The defendants were the sole beneficiaries under the will. They were a couple who were friends of the deceased who had provided care to her in her old age.
In his judgment Hallen J provides a detailed review of the relevant principles as those applied to the facts of the case. Among the many issues considered, his Honour agrees with earlier authorities to the effect that the Court’s role in such cases is to make an order (where the court is satisfied that the applicable criteria have been meet) for the “adequate” provision, in all the circumstances, for the “proper” maintenance, education or advancement in life of the eligible person.

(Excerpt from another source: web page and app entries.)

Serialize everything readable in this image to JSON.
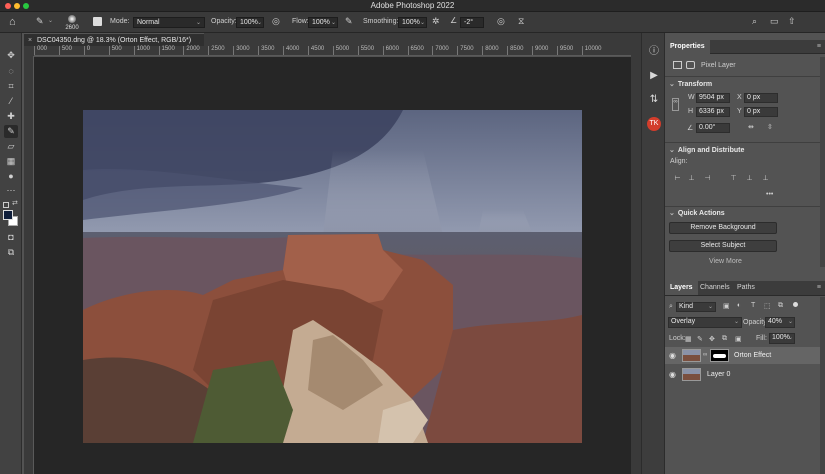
{
  "app": {
    "title": "Adobe Photoshop 2022"
  },
  "options_bar": {
    "brush_size": "2600",
    "mode_label": "Mode:",
    "mode_value": "Normal",
    "opacity_label": "Opacity:",
    "opacity_value": "100%",
    "flow_label": "Flow:",
    "flow_value": "100%",
    "smoothing_label": "Smoothing:",
    "smoothing_value": "100%",
    "angle_value": "-2°"
  },
  "document": {
    "tab_title": "DSC04350.dng @ 18.3% (Orton Effect, RGB/16*)",
    "close_glyph": "×"
  },
  "ruler": {
    "ticks": [
      "000",
      "500",
      "0",
      "500",
      "1000",
      "1500",
      "2000",
      "2500",
      "3000",
      "3500",
      "4000",
      "4500",
      "5000",
      "5500",
      "6000",
      "6500",
      "7000",
      "7500",
      "8000",
      "8500",
      "9000",
      "9500",
      "10000"
    ]
  },
  "properties": {
    "tab_label": "Properties",
    "pixel_layer_label": "Pixel Layer",
    "transform_label": "Transform",
    "w_label": "W",
    "w_value": "9504 px",
    "h_label": "H",
    "h_value": "6336 px",
    "x_label": "X",
    "x_value": "0 px",
    "y_label": "Y",
    "y_value": "0 px",
    "angle_value": "0.00°",
    "align_label": "Align and Distribute",
    "align_sub": "Align:",
    "more_glyph": "•••",
    "quick_actions_label": "Quick Actions",
    "remove_bg_button": "Remove Background",
    "select_subject_button": "Select Subject",
    "view_more": "View More"
  },
  "layers_panel": {
    "tabs": [
      "Layers",
      "Channels",
      "Paths"
    ],
    "filter_label": "Kind",
    "blend_mode": "Overlay",
    "opacity_label": "Opacity:",
    "opacity_value": "40%",
    "lock_label": "Lock:",
    "fill_label": "Fill:",
    "fill_value": "100%",
    "layers": [
      {
        "name": "Orton Effect",
        "selected": true
      },
      {
        "name": "Layer 0",
        "selected": false
      }
    ]
  },
  "icons": [
    "home-icon",
    "brush-icon",
    "search-icon",
    "share-icon",
    "info-icon",
    "play-icon",
    "eye-icon",
    "pressure-icon",
    "settings-icon",
    "move-icon",
    "marquee-icon",
    "lasso-icon",
    "crop-icon",
    "eyedropper-icon",
    "healing-icon",
    "eraser-icon",
    "gradient-icon",
    "dodge-icon",
    "pen-icon",
    "text-icon",
    "hand-icon",
    "zoom-icon"
  ],
  "colors": {
    "accent": "#d33d2b",
    "canvas_bg": "#262626",
    "panel_bg": "#535353"
  }
}
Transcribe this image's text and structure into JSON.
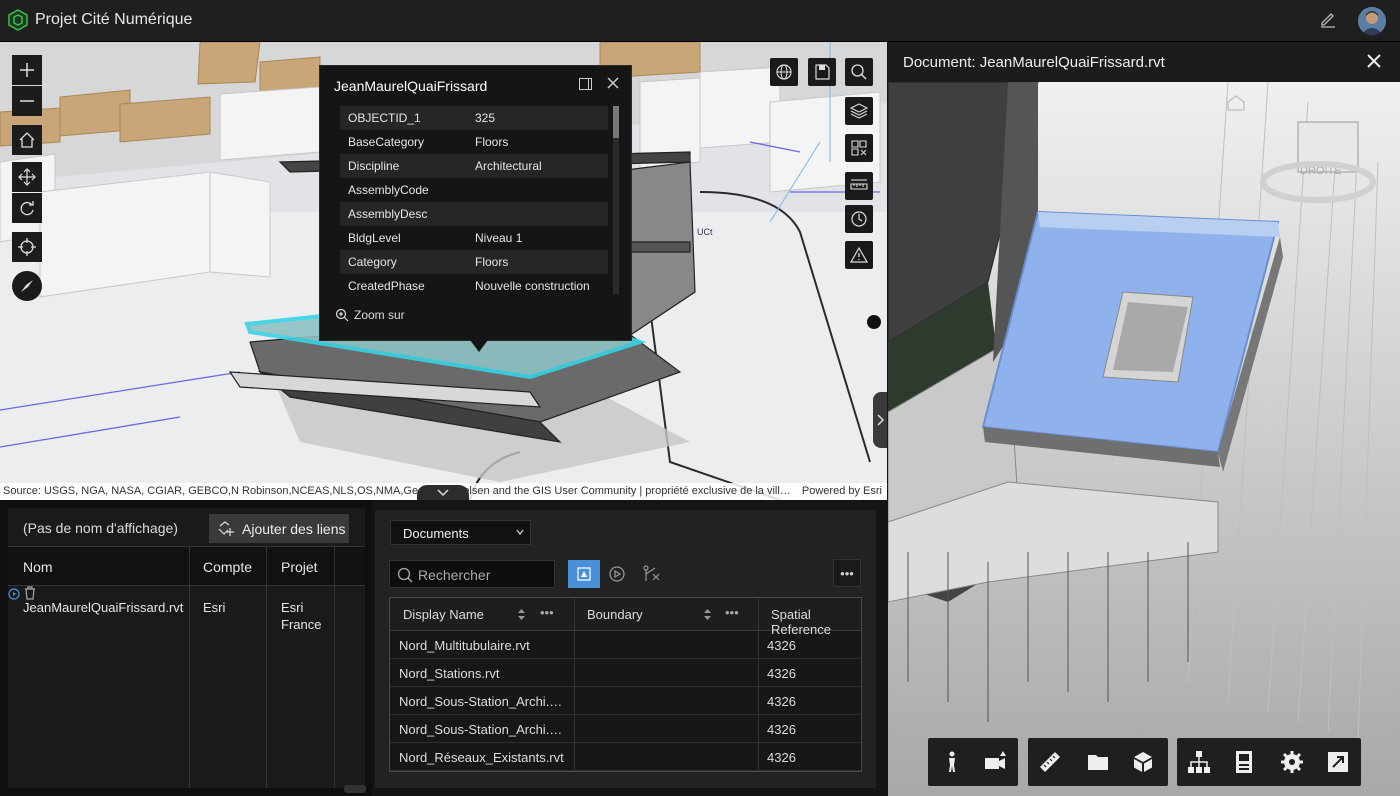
{
  "app": {
    "title": "Projet Cité Numérique"
  },
  "scene": {
    "attribution": "Source: USGS, NGA, NASA, CGIAR, GEBCO,N Robinson,NCEAS,NLS,OS,NMA,Geodatastyrelsen and the GIS User Community | propriété exclusive de la vill…",
    "powered_by": "Powered by Esri",
    "label_uct": "UCt"
  },
  "popup": {
    "title": "JeanMaurelQuaiFrissard",
    "rows": [
      {
        "key": "OBJECTID_1",
        "value": "325"
      },
      {
        "key": "BaseCategory",
        "value": "Floors"
      },
      {
        "key": "Discipline",
        "value": "Architectural"
      },
      {
        "key": "AssemblyCode",
        "value": ""
      },
      {
        "key": "AssemblyDesc",
        "value": ""
      },
      {
        "key": "BldgLevel",
        "value": "Niveau 1"
      },
      {
        "key": "Category",
        "value": "Floors"
      },
      {
        "key": "CreatedPhase",
        "value": "Nouvelle construction"
      }
    ],
    "zoom_label": "Zoom sur"
  },
  "links_panel": {
    "display_name": "(Pas de nom d'affichage)",
    "add_links_label": "Ajouter des liens",
    "columns": [
      "Nom",
      "Compte",
      "Projet"
    ],
    "row": {
      "name": "JeanMaurelQuaiFrissard.rvt",
      "account": "Esri",
      "project_line1": "Esri",
      "project_line2": "France"
    }
  },
  "documents_panel": {
    "select_value": "Documents",
    "search_placeholder": "Rechercher",
    "more_label": "•••",
    "columns": [
      "Display Name",
      "Boundary",
      "Spatial Reference"
    ],
    "rows": [
      {
        "name": "Nord_Multitubulaire.rvt",
        "boundary": "",
        "sr": "4326"
      },
      {
        "name": "Nord_Stations.rvt",
        "boundary": "",
        "sr": "4326"
      },
      {
        "name": "Nord_Sous-Station_Archi.…",
        "boundary": "",
        "sr": "4326"
      },
      {
        "name": "Nord_Sous-Station_Archi.…",
        "boundary": "",
        "sr": "4326"
      },
      {
        "name": "Nord_Réseaux_Existants.rvt",
        "boundary": "",
        "sr": "4326"
      }
    ]
  },
  "document_view": {
    "title": "Document: JeanMaurelQuaiFrissard.rvt",
    "viewcube_label": "DROITE"
  },
  "colors": {
    "accent": "#4a90d9",
    "highlight": "#39d3e6"
  }
}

While the Court does not have a mandate to rework a will according to its own notions of fairness, family provision orders can be made if “the community expectation of the deceased would be for greater benefaction to have been made for the proper or adequate provision” of the applicant . The answer to what is adequate and proper provision is necessarily fact specific and an inflexible approach cannot be taken.
In this matter his Honour ordered that the plaintiff was entitled to receive a lump sum of $60,000 from the estate (the net proceeds from the sale of the main asset in the estate was $390,000). While his honour did not forget that the defendants were the chosen beneficiaries under the deceased’s will, he found that the estate, even though small, was sufficient to enable a modest provision to be made to the plaintiff.